Your Hair: Dead or Alive?

Do you have dead hair? Yes and no.

Technically, the hair outside of your scalp isn’t physically alive: It has no blood, nerves, or muscles. When you cut it, it doesn't cause pain, and it doesn’t bleed. But healthy hair is remarkably resilient. It can be stretched up to 30% of its length, can absorb its own weight in water, and can increase its diameter by 20%. We can change its color and shape, curl it, wash it, brush it, set it, pull it, and rub it. And it still shines and moves beautifully .

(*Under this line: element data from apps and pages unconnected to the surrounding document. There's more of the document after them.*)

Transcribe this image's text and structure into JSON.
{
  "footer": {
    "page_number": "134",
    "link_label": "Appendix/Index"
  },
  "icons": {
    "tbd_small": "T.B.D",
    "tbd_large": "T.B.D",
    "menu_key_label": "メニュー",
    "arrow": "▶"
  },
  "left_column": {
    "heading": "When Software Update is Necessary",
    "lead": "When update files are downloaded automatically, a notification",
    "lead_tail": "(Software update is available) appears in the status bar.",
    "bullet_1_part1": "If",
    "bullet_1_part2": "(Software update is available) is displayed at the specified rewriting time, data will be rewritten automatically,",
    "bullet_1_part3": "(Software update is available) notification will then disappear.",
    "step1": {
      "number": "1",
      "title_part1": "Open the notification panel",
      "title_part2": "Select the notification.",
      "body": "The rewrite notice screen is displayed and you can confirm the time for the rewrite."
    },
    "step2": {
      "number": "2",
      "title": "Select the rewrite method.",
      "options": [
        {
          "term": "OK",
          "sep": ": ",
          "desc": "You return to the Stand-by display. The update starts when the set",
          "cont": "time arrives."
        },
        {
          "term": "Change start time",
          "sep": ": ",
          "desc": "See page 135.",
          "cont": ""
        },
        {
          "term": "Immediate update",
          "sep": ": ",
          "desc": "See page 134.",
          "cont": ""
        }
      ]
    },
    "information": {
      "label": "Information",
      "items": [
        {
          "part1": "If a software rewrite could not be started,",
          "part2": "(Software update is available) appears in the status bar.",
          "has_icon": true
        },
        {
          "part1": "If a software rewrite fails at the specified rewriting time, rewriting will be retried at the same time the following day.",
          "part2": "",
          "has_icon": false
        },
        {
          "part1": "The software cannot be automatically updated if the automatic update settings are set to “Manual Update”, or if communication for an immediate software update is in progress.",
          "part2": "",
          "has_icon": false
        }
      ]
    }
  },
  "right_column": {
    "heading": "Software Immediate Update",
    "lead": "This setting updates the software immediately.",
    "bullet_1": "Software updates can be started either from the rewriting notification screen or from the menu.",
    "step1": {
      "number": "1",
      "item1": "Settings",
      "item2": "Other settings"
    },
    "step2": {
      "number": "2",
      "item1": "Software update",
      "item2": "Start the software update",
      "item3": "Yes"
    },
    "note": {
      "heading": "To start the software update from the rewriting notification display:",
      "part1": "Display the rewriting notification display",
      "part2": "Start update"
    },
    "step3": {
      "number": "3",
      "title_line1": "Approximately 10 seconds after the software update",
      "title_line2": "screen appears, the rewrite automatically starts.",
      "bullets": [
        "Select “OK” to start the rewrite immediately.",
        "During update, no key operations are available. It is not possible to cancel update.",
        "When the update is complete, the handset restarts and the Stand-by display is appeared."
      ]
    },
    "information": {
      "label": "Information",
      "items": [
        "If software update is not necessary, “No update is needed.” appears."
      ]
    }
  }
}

Hair is composed of keratin, a fibrous protein. And its built from cells similar to our skin. The hair shaft consists of three layers: the outer cuticle, composed of overlapping layers, like fish scales; the cortex, comprising the hair’s main bulk and color; and the medulla, a thin core of transparent cells and air spaces.

We are all born with a specific number of follicles, and every follicle grows a single hair at an average of about half an inch a month. In fact, hair grows faster in summer than in winter. A hair's normal growth phase lasts between three to five years. After a short resting phase, the hair will normally fall away. The follicle then lies dormant for three months then the cycle repeats itself. Each follicle has its own independent cycle. And most of your hairs are in the growth phase at any given time.

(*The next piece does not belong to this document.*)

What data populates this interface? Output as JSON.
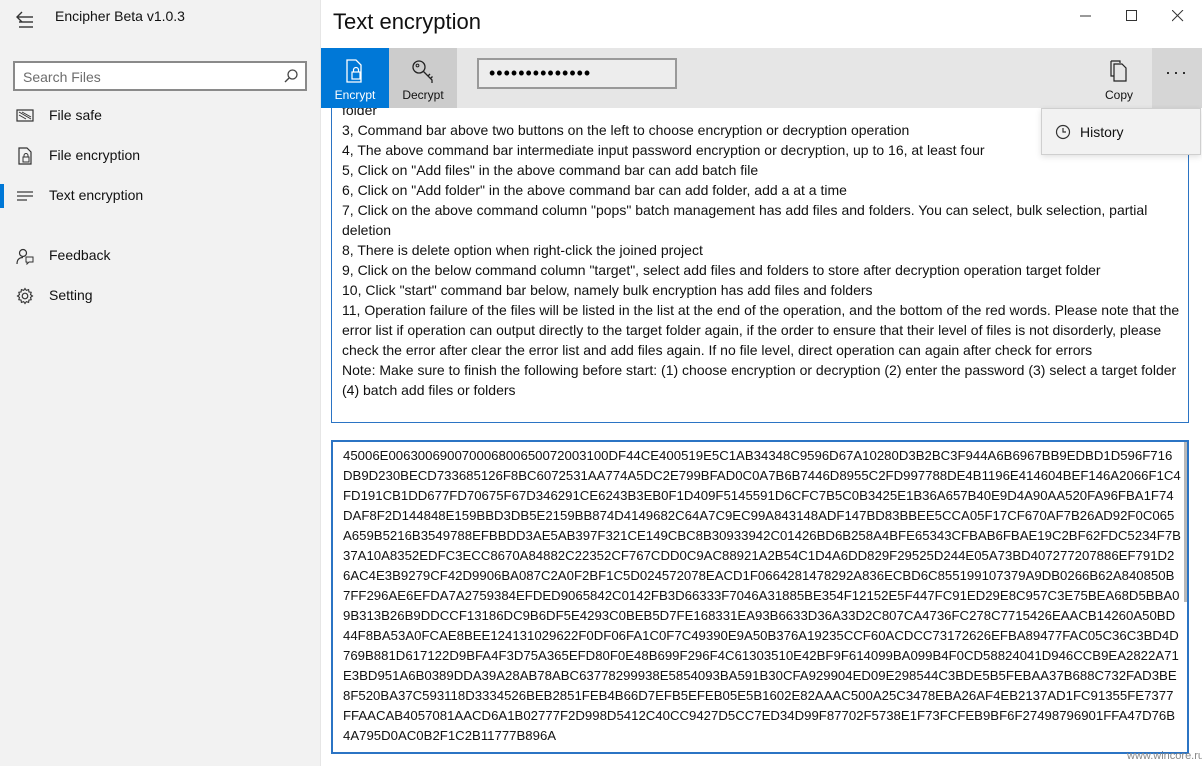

The average head consists of 120,000 hairs. Blondes tend to have more, redheads fewer.

We could go on forever about the fascinating state of your hair. It truly has the power to transform us. And we never get tired of transforming it!

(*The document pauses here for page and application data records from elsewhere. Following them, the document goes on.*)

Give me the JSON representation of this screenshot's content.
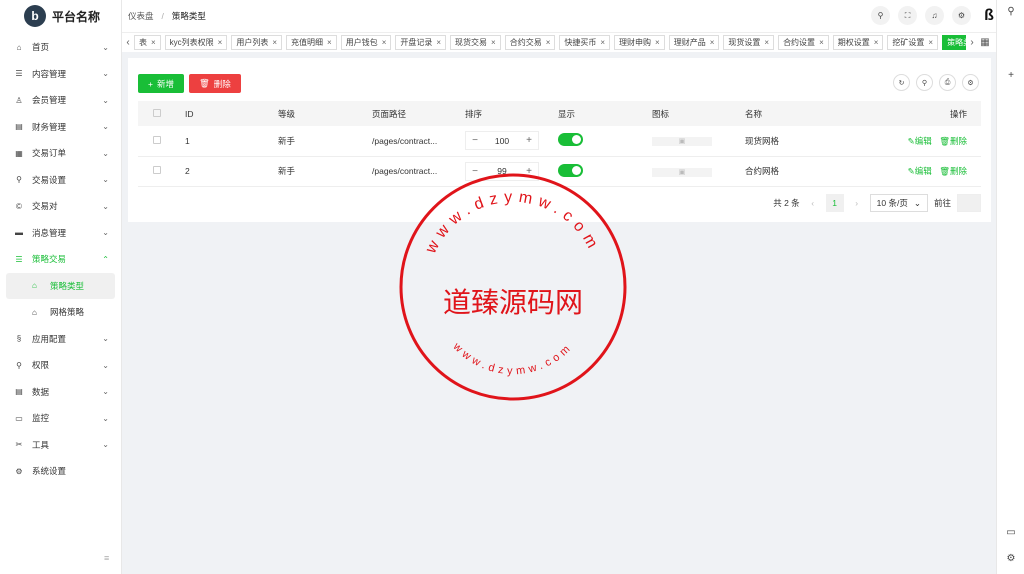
{
  "brand": {
    "logo_letter": "b",
    "title": "平台名称"
  },
  "sidebar": {
    "items": [
      {
        "icon": "⌂",
        "label": "首页"
      },
      {
        "icon": "☰",
        "label": "内容管理"
      },
      {
        "icon": "♙",
        "label": "会员管理"
      },
      {
        "icon": "▤",
        "label": "财务管理"
      },
      {
        "icon": "▦",
        "label": "交易订单"
      },
      {
        "icon": "⚲",
        "label": "交易设置"
      },
      {
        "icon": "©",
        "label": "交易对"
      },
      {
        "icon": "▬",
        "label": "消息管理"
      },
      {
        "icon": "☰",
        "label": "策略交易"
      }
    ],
    "subitems": [
      {
        "icon": "⌂",
        "label": "策略类型"
      },
      {
        "icon": "⌂",
        "label": "网格策略"
      }
    ],
    "items_after": [
      {
        "icon": "§",
        "label": "应用配置"
      },
      {
        "icon": "⚲",
        "label": "权限"
      },
      {
        "icon": "▤",
        "label": "数据"
      },
      {
        "icon": "▭",
        "label": "监控"
      },
      {
        "icon": "✂",
        "label": "工具"
      },
      {
        "icon": "⚙",
        "label": "系统设置"
      }
    ],
    "collapse_icon": "≡"
  },
  "breadcrumb": {
    "first": "仪表盘",
    "sep": "/",
    "second": "策略类型"
  },
  "top_icons": {
    "search": "⚲",
    "fullscreen": "⛶",
    "bell": "♫",
    "settings": "⚙",
    "brand": "ß"
  },
  "tabs": [
    {
      "label": "表"
    },
    {
      "label": "kyc列表权限"
    },
    {
      "label": "用户列表"
    },
    {
      "label": "充值明细"
    },
    {
      "label": "用户钱包"
    },
    {
      "label": "开盘记录"
    },
    {
      "label": "现货交易"
    },
    {
      "label": "合约交易"
    },
    {
      "label": "快捷买币"
    },
    {
      "label": "理财申购"
    },
    {
      "label": "理财产品"
    },
    {
      "label": "现货设置"
    },
    {
      "label": "合约设置"
    },
    {
      "label": "期权设置"
    },
    {
      "label": "挖矿设置"
    },
    {
      "label": "策略类型"
    }
  ],
  "tab_close": "×",
  "toolbar": {
    "add_label": "新增",
    "add_icon": "+",
    "delete_label": "删除",
    "delete_icon": "🗑"
  },
  "table": {
    "headers": [
      "ID",
      "等级",
      "页面路径",
      "排序",
      "显示",
      "图标",
      "名称",
      "操作"
    ],
    "rows": [
      {
        "id": "1",
        "level": "新手",
        "path": "/pages/contract...",
        "sort": "100",
        "icon": "▣",
        "name": "现货网格"
      },
      {
        "id": "2",
        "level": "新手",
        "path": "/pages/contract...",
        "sort": "99",
        "icon": "▣",
        "name": "合约网格"
      }
    ],
    "edit_label": "编辑",
    "delete_label": "删除"
  },
  "pager": {
    "total": "共 2 条",
    "page": "1",
    "size": "10 条/页",
    "goto": "前往"
  },
  "stamp": {
    "center": "道臻源码网",
    "ring": "www.dzymw.com"
  },
  "colors": {
    "accent": "#19be37",
    "danger": "#ed4040",
    "stamp": "#e0141a"
  }
}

Your Hair: Dead or Alive?
Healthy hair is remarkably resilient.